Could the fearmongering about rural hospitals closing if the commonwealth ends its anticompetitive certificate of need law be a ruse perpetrated by incumbent providers to reduce competition and keep healthcare entrepreneurs out?

Kentucky’s policy currently aids such monopolizing by requiring applicants who want to open a new facility or expand an existing one to get permission from existing providers, who can veto applications for 32 services, as well as state government’s approval.

It comes as no surprise, then, that services on that list are lacking, or missing altogether. There are, for example, no freestanding birthing centers in the state, forcing Kentucky women who want that option to travel to another state. More scanning centers are also urgently needed, but would-be applicants are discouraged from even applying for a certificate by the stringent regulations and ability of existing providers to nix applications.

In their review of Kentucky’s certificate of need approvals and denials published by the Institute for Justice, Cavanaugh and Mitchell found that incumbent providers’ opposition reduced the approval rate by more than half for projects requiring applicants to prove the need for new ambulance services, additional beds at psychiatric facilities or one of the other many services and technologies.

The review also found that the Cabinet for Health and Family, the state’s largest and costliest bureaucracy, denied 35 certificate of need applications between January 1, 2019, and mid-May 2023.

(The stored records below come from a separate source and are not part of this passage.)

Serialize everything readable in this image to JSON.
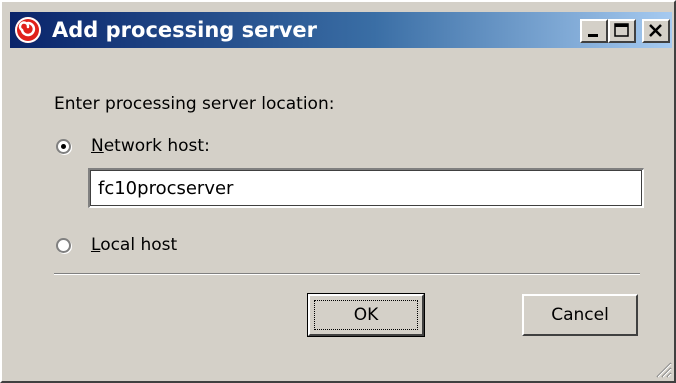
{
  "window": {
    "title": "Add processing server",
    "icon": "app-red-swirl-icon",
    "controls": [
      "minimize-icon",
      "maximize-icon",
      "close-icon"
    ]
  },
  "form": {
    "prompt": "Enter processing server location:",
    "options": [
      {
        "label_ul": "N",
        "label_rest": "etwork host:",
        "selected": true
      },
      {
        "label_ul": "L",
        "label_rest": "ocal host",
        "selected": false
      }
    ],
    "network_host_value": "fc10procserver"
  },
  "buttons": {
    "ok": "OK",
    "cancel": "Cancel"
  },
  "colors": {
    "title_gradient_start": "#0a246a",
    "title_gradient_end": "#a6caf0",
    "dialog_bg": "#d4d0c8",
    "icon_red": "#e0201a"
  }
}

Not only are those 35 services and technologies that could save or improve the quality of lives – especially for our rural citizens – but how many entrepreneurs were discouraged from applying due to the regulatory hassle, cost and length of time required to even get an answer regarding an application?

Most would-be applicants “give up without even trying,” Cavanaugh said.

“Patients in the average CON state have access to fewer hospitals, fewer ambulatory surgical centers (ASCs), fewer dialysis facilities, fewer imaging centers, and fewer rural hospitals per capita, among other things,” according to the review by Cavanaugh and Mitchell.

Michell testified that an objective look at hundreds of reports and tests indicates that certificate of need regulations drive up health care costs and spending while reducing efficiency. Kentucky, he noted, has the third-most certificate of need requirements in the nation.

Replacing our state’s onerous certificate of need laws with incentives for healthcare entrepreneurs to provide more choices is the right prescription.

“Economic analysis finds the competition is an important force in markets to generate lower prices, better quality, and more efficiency,” Bluegrass Institute Scholar John Garen, Ph.D., BB&T Professor Emeritus of Economics at the University of Kentucky, told the state task force. “Any interference with the competitive process is presumptive harmful. Certificate-of-need law … impedes entry of additional providers into markets.”

It’s a strange phenomenon to see some normally conservative lawmakers become so adamant about defending one of Kentucky’s most anti-competitive policies.

Its most vocal defenders are those whose background is in administration at long-existing facilities, primarily hospitals. They argue that because our struggling healthcare system no longer resembles much of a free market, we must protect the monopoly and double down on maintaining anticompetitive practices to ensure the continued availability of some services.

Such logic reminds me of a past president who defended government bailouts of existing financial firms in order to save the economy, claiming he “had to abandon free-market principles in order to save the free market system.”

We must not follow free-market principles only when it's convenient. Adhering to those tenets when it’s most inconvenient is often when it’s most needed.

Jim Waters is president and CEO of the Bluegrass Institute for Public Policy Solutions, Kentucky’s free market think tank. Reach him at and @bipps on Twitter.

More Articles: 

bottom of page